Collected data entries
* * *

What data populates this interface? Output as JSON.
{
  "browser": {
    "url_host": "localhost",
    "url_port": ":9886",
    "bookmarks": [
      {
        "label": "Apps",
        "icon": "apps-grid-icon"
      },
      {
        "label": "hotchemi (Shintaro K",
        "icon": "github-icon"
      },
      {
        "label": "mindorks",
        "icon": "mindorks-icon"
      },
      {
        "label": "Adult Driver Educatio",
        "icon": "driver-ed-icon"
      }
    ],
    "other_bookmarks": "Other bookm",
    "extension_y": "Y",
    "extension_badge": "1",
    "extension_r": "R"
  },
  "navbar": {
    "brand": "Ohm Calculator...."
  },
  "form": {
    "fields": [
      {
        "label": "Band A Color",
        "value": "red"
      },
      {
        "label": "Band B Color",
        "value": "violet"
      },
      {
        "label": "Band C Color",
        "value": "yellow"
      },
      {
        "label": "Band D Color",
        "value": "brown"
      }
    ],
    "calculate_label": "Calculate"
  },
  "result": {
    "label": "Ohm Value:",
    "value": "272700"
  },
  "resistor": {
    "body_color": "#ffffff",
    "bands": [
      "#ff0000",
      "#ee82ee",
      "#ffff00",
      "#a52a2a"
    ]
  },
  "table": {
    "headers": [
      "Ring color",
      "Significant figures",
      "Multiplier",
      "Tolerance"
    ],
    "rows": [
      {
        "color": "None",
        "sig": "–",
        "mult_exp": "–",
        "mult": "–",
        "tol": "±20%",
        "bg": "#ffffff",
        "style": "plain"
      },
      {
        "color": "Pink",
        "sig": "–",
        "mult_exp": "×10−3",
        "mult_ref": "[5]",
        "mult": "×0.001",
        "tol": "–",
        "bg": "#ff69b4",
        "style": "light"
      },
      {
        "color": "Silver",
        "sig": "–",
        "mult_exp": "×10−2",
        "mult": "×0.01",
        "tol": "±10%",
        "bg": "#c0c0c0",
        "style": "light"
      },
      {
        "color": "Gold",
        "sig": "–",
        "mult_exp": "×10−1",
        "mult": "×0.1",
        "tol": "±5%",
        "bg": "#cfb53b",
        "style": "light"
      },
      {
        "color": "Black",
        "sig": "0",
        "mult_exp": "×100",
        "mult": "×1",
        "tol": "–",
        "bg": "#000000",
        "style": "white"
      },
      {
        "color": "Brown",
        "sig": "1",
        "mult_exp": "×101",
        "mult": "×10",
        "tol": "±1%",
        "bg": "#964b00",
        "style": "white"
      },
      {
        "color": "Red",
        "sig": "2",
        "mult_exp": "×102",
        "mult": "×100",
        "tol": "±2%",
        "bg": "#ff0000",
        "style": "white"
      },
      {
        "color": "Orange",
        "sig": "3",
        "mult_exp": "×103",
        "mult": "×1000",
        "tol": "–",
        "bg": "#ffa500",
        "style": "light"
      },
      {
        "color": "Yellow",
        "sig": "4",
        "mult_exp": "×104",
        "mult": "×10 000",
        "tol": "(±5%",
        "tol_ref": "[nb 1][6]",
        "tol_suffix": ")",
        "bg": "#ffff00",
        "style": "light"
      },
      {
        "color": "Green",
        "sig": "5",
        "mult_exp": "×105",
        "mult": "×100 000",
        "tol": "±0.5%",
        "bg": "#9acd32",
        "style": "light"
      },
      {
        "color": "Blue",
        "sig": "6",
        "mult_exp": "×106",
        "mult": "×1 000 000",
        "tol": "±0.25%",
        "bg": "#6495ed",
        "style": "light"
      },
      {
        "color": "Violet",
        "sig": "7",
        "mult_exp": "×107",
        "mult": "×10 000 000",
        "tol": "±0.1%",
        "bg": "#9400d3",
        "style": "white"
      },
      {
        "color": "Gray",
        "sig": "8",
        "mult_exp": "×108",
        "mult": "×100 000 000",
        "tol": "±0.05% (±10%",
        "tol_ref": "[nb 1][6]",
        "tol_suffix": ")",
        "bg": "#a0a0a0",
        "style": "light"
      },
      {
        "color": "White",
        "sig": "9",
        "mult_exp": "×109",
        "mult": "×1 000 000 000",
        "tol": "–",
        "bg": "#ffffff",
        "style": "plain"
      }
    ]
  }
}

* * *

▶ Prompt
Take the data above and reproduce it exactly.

▶ Task output
What data populates this interface? Output as JSON.
{
  "browser": {
    "url_host": "localhost",
    "url_port": ":9886",
    "bookmarks": [
      {
        "label": "Apps",
        "icon": "apps-grid-icon"
      },
      {
        "label": "hotchemi (Shintaro K",
        "icon": "github-icon"
      },
      {
        "label": "mindorks",
        "icon": "mindorks-icon"
      },
      {
        "label": "Adult Driver Educatio",
        "icon": "driver-ed-icon"
      }
    ],
    "other_bookmarks": "Other bookm",
    "extension_y": "Y",
    "extension_badge": "1",
    "extension_r": "R"
  },
  "navbar": {
    "brand": "Ohm Calculator...."
  },
  "form": {
    "fields": [
      {
        "label": "Band A Color",
        "value": "red"
      },
      {
        "label": "Band B Color",
        "value": "violet"
      },
      {
        "label": "Band C Color",
        "value": "yellow"
      },
      {
        "label": "Band D Color",
        "value": "brown"
      }
    ],
    "calculate_label": "Calculate"
  },
  "result": {
    "label": "Ohm Value:",
    "value": "272700"
  },
  "resistor": {
    "body_color": "#ffffff",
    "bands": [
      "#ff0000",
      "#ee82ee",
      "#ffff00",
      "#a52a2a"
    ]
  },
  "table": {
    "headers": [
      "Ring color",
      "Significant figures",
      "Multiplier",
      "Tolerance"
    ],
    "rows": [
      {
        "color": "None",
        "sig": "–",
        "mult_exp": "–",
        "mult": "–",
        "tol": "±20%",
        "bg": "#ffffff",
        "style": "plain"
      },
      {
        "color": "Pink",
        "sig": "–",
        "mult_exp": "×10−3",
        "mult_ref": "[5]",
        "mult": "×0.001",
        "tol": "–",
        "bg": "#ff69b4",
        "style": "light"
      },
      {
        "color": "Silver",
        "sig": "–",
        "mult_exp": "×10−2",
        "mult": "×0.01",
        "tol": "±10%",
        "bg": "#c0c0c0",
        "style": "light"
      },
      {
        "color": "Gold",
        "sig": "–",
        "mult_exp": "×10−1",
        "mult": "×0.1",
        "tol": "±5%",
        "bg": "#cfb53b",
        "style": "light"
      },
      {
        "color": "Black",
        "sig": "0",
        "mult_exp": "×100",
        "mult": "×1",
        "tol": "–",
        "bg": "#000000",
        "style": "white"
      },
      {
        "color": "Brown",
        "sig": "1",
        "mult_exp": "×101",
        "mult": "×10",
        "tol": "±1%",
        "bg": "#964b00",
        "style": "white"
      },
      {
        "color": "Red",
        "sig": "2",
        "mult_exp": "×102",
        "mult": "×100",
        "tol": "±2%",
        "bg": "#ff0000",
        "style": "white"
      },
      {
        "color": "Orange",
        "sig": "3",
        "mult_exp": "×103",
        "mult": "×1000",
        "tol": "–",
        "bg": "#ffa500",
        "style": "light"
      },
      {
        "color": "Yellow",
        "sig": "4",
        "mult_exp": "×104",
        "mult": "×10 000",
        "tol": "(±5%",
        "tol_ref": "[nb 1][6]",
        "tol_suffix": ")",
        "bg": "#ffff00",
        "style": "light"
      },
      {
        "color": "Green",
        "sig": "5",
        "mult_exp": "×105",
        "mult": "×100 000",
        "tol": "±0.5%",
        "bg": "#9acd32",
        "style": "light"
      },
      {
        "color": "Blue",
        "sig": "6",
        "mult_exp": "×106",
        "mult": "×1 000 000",
        "tol": "±0.25%",
        "bg": "#6495ed",
        "style": "light"
      },
      {
        "color": "Violet",
        "sig": "7",
        "mult_exp": "×107",
        "mult": "×10 000 000",
        "tol": "±0.1%",
        "bg": "#9400d3",
        "style": "white"
      },
      {
        "color": "Gray",
        "sig": "8",
        "mult_exp": "×108",
        "mult": "×100 000 000",
        "tol": "±0.05% (±10%",
        "tol_ref": "[nb 1][6]",
        "tol_suffix": ")",
        "bg": "#a0a0a0",
        "style": "light"
      },
      {
        "color": "White",
        "sig": "9",
        "mult_exp": "×109",
        "mult": "×1 000 000 000",
        "tol": "–",
        "bg": "#ffffff",
        "style": "plain"
      }
    ]
  }
}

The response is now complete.